  • Anthony Edward Kaye at Pennsylvania State University received a $50,400 research fellowship to support work on his book about Nat Turner, reconsidering the well-known slave rebellion leader in relationship to his neighborhood and his slave neighbors.
  • Haverford College was awarded a $31,000 Save America’s Treasures grant for preserving and digitizing the Friendly Association Papers. This Quaker group sought peaceful relations between Pennsylvania and the Delaware Indians and helped bring about several treaties in the 1760s.
  • The David Library of the American Revolution in Washington Crossing received a $60,000 preservation grant to house some 2,500 letters, journals, and manuscripts that once belonged to George Washington, Thomas Jefferson, and other Founding Fathers.
  • Work on the first four volumes of the Letters of Ernest Hemingway was supported by $425,000 in grants to Pennsylvania State University.
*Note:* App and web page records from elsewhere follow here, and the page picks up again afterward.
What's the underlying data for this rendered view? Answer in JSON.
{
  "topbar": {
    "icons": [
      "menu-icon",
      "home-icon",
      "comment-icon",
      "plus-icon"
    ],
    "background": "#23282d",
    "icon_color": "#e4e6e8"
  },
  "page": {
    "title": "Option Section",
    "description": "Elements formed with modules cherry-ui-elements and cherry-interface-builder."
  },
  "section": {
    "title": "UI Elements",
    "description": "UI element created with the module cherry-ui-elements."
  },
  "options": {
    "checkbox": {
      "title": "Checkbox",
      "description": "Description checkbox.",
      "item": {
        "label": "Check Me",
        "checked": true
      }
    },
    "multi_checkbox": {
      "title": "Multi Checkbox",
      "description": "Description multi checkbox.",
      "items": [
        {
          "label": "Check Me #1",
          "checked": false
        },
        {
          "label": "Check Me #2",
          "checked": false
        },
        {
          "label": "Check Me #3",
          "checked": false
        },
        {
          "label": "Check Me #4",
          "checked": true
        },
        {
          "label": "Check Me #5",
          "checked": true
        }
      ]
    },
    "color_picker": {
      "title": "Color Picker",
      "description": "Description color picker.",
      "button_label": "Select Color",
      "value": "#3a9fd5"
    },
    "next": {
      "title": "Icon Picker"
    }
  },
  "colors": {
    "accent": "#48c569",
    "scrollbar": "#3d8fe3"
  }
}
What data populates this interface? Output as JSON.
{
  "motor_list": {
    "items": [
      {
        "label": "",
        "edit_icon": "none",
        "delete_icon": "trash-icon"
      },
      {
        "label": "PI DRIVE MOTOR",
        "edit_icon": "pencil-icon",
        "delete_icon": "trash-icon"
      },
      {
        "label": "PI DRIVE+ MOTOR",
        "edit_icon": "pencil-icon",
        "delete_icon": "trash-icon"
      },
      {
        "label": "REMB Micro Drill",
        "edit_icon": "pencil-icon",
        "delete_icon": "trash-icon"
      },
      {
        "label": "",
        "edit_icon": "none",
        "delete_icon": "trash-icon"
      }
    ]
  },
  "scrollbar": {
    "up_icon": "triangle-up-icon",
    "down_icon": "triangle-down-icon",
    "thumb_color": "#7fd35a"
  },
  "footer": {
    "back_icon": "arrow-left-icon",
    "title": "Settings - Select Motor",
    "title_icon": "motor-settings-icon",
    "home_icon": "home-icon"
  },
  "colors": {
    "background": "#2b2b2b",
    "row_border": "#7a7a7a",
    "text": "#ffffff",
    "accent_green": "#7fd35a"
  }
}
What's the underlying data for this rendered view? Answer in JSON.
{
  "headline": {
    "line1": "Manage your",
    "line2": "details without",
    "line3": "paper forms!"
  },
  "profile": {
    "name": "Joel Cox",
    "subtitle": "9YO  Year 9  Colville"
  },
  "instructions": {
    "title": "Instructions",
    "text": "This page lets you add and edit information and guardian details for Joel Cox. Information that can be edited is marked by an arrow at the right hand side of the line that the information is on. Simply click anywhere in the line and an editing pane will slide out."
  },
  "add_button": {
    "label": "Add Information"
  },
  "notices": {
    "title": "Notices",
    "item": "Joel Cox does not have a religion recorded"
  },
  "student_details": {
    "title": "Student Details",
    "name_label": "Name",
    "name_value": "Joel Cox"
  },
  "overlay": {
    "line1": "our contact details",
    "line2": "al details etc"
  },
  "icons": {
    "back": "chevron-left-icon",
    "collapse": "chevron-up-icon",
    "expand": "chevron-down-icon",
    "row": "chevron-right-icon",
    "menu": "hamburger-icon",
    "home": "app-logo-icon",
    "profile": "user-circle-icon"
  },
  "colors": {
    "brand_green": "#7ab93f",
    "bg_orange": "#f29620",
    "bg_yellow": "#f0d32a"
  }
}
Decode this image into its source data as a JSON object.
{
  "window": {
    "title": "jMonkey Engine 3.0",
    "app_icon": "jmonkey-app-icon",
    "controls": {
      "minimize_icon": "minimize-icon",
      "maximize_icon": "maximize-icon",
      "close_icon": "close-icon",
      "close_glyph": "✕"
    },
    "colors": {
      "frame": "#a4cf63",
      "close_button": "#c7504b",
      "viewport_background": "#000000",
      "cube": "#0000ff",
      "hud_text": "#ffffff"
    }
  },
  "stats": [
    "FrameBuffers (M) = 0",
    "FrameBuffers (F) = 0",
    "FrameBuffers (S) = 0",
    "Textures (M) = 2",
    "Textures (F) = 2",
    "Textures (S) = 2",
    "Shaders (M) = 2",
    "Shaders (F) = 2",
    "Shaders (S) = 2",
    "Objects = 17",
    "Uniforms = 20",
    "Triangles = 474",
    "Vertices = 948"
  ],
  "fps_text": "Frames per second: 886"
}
The years covered are 1908 to 1939, from his youth to his debut novel, In Our Time, and up to the writing of For Whom the Bell Tolls.
  • The Ida M. Tarbell Papers at Allegheny College in Meadville, including research the famous muckraking journalist did for her pioneering life of Abraham Lincoln, are being digitized and made publicly available with the support of a $30,000 grant.
  • Pennsylvania Humanities Council, working with the Pennsylvania Cable Network, is broadcasting Humanities on the Road, a live-audience cable show, to 132,000 individuals per airing. Topics include Pennsylvania German Culture and native novelist John Updike.
  • For the Civil War Sesquicentennial, the Pennsylvania Humanities Council supported programming in every corner of the state, with reading and discussion weekends in five cities, a Civil War road show in six counties, three original lectures, and grants to numerous local historical societies.